The government is considering erasing the student debt of thousands of former public servants with children under the age of 17.

Workers who borrowed thousands of pounds under the Public Administration (Student Loans) Regulations 2003 would have their loan repayments clawed back under proposals by the Finance Bill which is currently before the House of Commons.

A spokesperson for the Department for Education confirmed to the Guardian that it was mulling over the plans but it was too early to comment on how many people would benefit from the change.

The bill is being referred back to the House of Lords, where it is expected to have a much longer winding-up.
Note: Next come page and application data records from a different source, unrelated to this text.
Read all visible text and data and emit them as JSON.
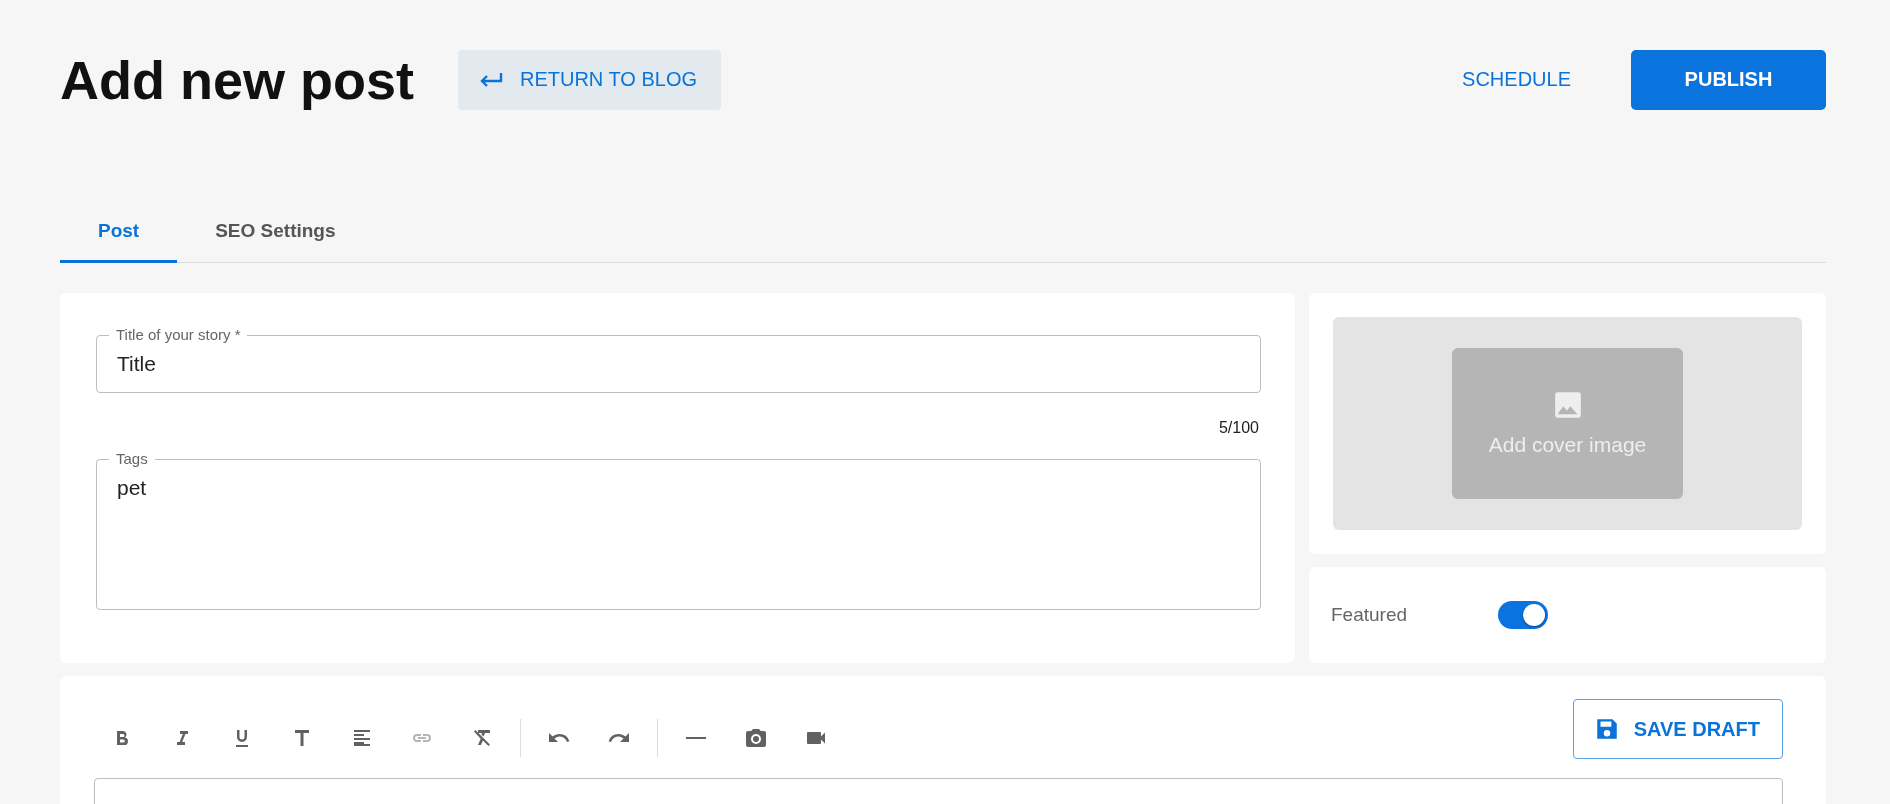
{
  "header": {
    "title": "Add new post",
    "return_button": "RETURN TO BLOG",
    "schedule_button": "SCHEDULE",
    "publish_button": "PUBLISH"
  },
  "tabs": [
    {
      "label": "Post",
      "selected": true
    },
    {
      "label": "SEO Settings",
      "selected": false
    }
  ],
  "title_field": {
    "label": "Title of your story *",
    "value": "Title",
    "counter": "5/100"
  },
  "tags_field": {
    "label": "Tags",
    "value": "pet"
  },
  "cover": {
    "label": "Add cover image"
  },
  "featured": {
    "label": "Featured",
    "on": true
  },
  "toolbar": [
    {
      "kind": "bold"
    },
    {
      "kind": "italic"
    },
    {
      "kind": "underline"
    },
    {
      "kind": "text"
    },
    {
      "kind": "align"
    },
    {
      "kind": "link",
      "disabled": true
    },
    {
      "kind": "clear"
    },
    {
      "kind": "separator"
    },
    {
      "kind": "undo"
    },
    {
      "kind": "redo"
    },
    {
      "kind": "separator"
    },
    {
      "kind": "rule"
    },
    {
      "kind": "camera"
    },
    {
      "kind": "video"
    }
  ],
  "save_draft_button": "SAVE DRAFT"
}
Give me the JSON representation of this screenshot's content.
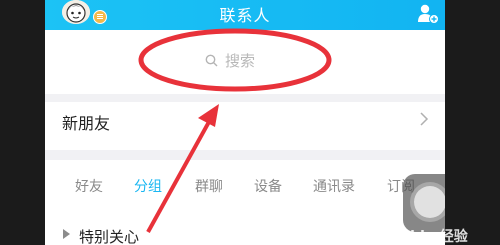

Paid for while working for the Home Office, a number of state schoolteachers and other senior public servants have debts of around £40,000 to their name.

A teacher who worked for a government statutory body and who was owed £16,891 under the regulations told the Guardian: “I am absolutely gobsmacked and baffled by this. I would have thought it was too common for new graduates to be left paying off the debt. It would be a big blow to low-paid workers who are already struggling with the rising cost of living.”

Under the Education and Employment Act, large amounts of unemployment benefit are withheld from employment status from public servants.

A government spokesperson confirmed the draft Finance Bill would propose modifying the process for debt repayment to exclude current public service workers with children.

In the last report on public workers’ debt repayment, published in May 2009, the government determined that “no taxpayers’ money should be spent, on behalf of the country, on repaying a student loan which has been defaulted on. The government therefore would not support the extension of a separate debt payment structure for public service employees who have children under 17, the vast majority of whom are of pensionable age”.

A source in parliament revealed the bill was being looked at by Michael Gove, the education secretary, in August.

The bill would add yet another layer of bureaucracy to that which public servants are already subject to, particularly for those who worked in the public sector. The Parliamentary Public Service Committee estimates that public service workers in England and Wales have more than 50,000 outstanding jobseeker’s allowance orders, with the payback mechanism a total of £780m.

This article is published by Guardian Professional. Join the Guardian Public Leaders Network free to receive regular emails on the issues at the top of the professional agenda.

Leave a Comment